Over the past year, my Ph.D. student Arpit Gupta at Princeton has been leading the design and development of a system called Sonata that may ultimately resolve this dichotomy and give us the best of both worlds. Two emerging technologies—(1) in-band network measurement, as supported by Barefoot’s Tofino chipset; (2) scalable streaming analytics platforms such as Spark—make it possible to write a high-level query in advance and only collect the data that is needed to satisfy the query.

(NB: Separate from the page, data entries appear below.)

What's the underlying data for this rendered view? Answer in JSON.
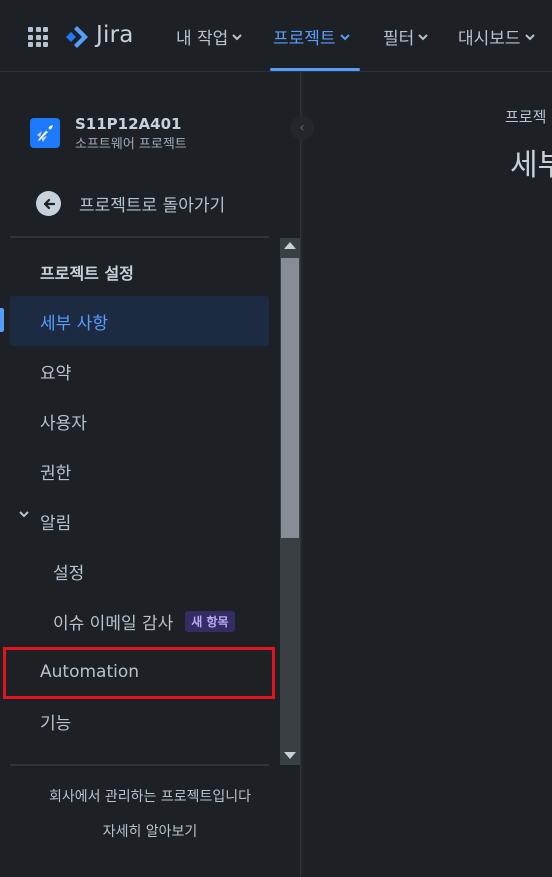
{
  "topnav": {
    "app_name": "Jira",
    "items": [
      {
        "label": "내 작업"
      },
      {
        "label": "프로젝트"
      },
      {
        "label": "필터"
      },
      {
        "label": "대시보드"
      }
    ],
    "active_item": "프로젝트",
    "accent_color": "#579dff"
  },
  "project": {
    "key": "S11P12A401",
    "type": "소프트웨어 프로젝트"
  },
  "sidebar": {
    "back_label": "프로젝트로 돌아가기",
    "section_title": "프로젝트 설정",
    "items": [
      {
        "label": "세부 사항",
        "selected": true
      },
      {
        "label": "요약"
      },
      {
        "label": "사용자"
      },
      {
        "label": "권한"
      },
      {
        "label": "알림",
        "expanded": true
      },
      {
        "label": "설정"
      },
      {
        "label": "이슈 이메일 감사",
        "badge": "새 항목"
      },
      {
        "label": "Automation",
        "highlighted": true
      },
      {
        "label": "기능"
      }
    ],
    "footer_text": "회사에서 관리하는 프로젝트입니다",
    "footer_link": "자세히 알아보기"
  },
  "main": {
    "breadcrumb": "프로젝",
    "title": "세부"
  },
  "icons": {
    "apps": "apps-grid-icon",
    "logo": "jira-logo-icon",
    "back": "arrow-left-circle-icon",
    "collapse": "chevron-left-icon"
  }
}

Such technology allows a network operator to write a query in a high-level language (in this case, Scala), specifying only the question, but allowing the runtime to figure out the minimal set of raw data that is needed to satisfy the operator’s query.

Our goal in the design and implementation of Sonata was to satisfy the operational and scaling limitations of network measurement, but achieving such scalability also has data minimization effects that have positive benefits for privacy. Data that is collected can also be a liability; it may, for example, become the target of law enforcement requests or subpoenas, which parties such as ISPs, but also online providers such as Google are regularly subject to. Minimizing the collected data to only that which is pertinent to operational queries can also ultimately help reduce this risk.

Sonata is open source, and we welcome contributions and suggestions from the community about how we can better support specific types of network queries and tasks.

Summary. Network monitoring and analytics technology is moving at a rapid pace, in terms of its capabilities to help network operators answer important questions about performance and security, without coming at the cost of consumer privacy. Technologists should devote attention to developing new technologies that can help achieve the best of both worlds, and on helping educate policymakers about the capabilities (and limitations) of existing network monitoring technology. Policymakers should be aware that network monitoring technology continues to advance, and should focus discussion around protecting what can be inferred, rather than focusing only on who can collect a packet trace.